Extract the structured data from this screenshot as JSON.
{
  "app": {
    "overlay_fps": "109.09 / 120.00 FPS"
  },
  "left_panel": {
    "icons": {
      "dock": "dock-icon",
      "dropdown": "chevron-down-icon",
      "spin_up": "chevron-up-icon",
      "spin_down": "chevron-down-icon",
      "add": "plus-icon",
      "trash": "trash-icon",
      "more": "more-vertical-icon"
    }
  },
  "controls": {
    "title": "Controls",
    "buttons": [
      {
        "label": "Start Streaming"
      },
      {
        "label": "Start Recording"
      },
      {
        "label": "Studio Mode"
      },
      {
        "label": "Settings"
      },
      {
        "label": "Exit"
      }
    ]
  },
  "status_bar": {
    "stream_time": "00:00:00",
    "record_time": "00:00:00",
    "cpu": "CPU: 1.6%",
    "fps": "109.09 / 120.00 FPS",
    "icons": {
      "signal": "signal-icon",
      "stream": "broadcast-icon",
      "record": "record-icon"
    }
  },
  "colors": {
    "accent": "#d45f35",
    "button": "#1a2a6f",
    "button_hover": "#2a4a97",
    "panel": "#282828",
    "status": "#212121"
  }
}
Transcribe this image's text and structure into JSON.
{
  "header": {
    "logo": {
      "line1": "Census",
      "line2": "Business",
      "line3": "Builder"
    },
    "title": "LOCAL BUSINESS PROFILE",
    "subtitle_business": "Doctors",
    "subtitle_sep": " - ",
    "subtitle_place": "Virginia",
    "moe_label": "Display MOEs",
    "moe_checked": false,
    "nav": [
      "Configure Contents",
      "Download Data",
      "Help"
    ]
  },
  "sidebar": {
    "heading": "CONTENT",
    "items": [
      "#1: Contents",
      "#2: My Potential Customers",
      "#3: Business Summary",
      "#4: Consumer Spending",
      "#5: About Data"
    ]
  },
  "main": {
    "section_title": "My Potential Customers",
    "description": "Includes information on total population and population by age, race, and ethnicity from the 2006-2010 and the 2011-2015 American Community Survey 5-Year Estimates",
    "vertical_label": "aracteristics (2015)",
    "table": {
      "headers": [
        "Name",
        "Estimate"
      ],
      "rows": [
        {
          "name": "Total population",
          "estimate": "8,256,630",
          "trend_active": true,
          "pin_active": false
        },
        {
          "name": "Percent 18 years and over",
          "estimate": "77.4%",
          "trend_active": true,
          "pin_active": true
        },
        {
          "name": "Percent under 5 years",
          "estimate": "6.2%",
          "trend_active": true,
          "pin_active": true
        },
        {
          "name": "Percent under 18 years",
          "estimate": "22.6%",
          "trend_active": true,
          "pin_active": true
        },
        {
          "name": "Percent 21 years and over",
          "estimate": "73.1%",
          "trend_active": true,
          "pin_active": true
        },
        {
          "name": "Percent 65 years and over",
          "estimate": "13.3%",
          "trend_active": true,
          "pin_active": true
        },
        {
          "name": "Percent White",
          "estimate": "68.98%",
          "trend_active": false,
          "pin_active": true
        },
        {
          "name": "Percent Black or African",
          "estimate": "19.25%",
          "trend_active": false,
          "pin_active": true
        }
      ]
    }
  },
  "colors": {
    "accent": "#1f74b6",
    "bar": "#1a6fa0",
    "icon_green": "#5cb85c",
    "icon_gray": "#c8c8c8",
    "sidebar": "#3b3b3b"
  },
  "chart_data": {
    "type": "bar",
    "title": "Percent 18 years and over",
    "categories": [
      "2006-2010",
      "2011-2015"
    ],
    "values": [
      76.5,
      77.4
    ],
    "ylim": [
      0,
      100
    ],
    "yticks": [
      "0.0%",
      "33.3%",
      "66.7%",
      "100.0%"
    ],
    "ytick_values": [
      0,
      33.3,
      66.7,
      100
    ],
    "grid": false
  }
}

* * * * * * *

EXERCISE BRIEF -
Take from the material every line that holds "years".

SOLUTION FOR THIS PROBLEM -
          "name": "Percent 18 years and over",
          "name": "Percent under 5 years",
          "name": "Percent under 18 years",
          "name": "Percent 21 years and over",
          "name": "Percent 65 years and over",
    "title": "Percent 18 years and over",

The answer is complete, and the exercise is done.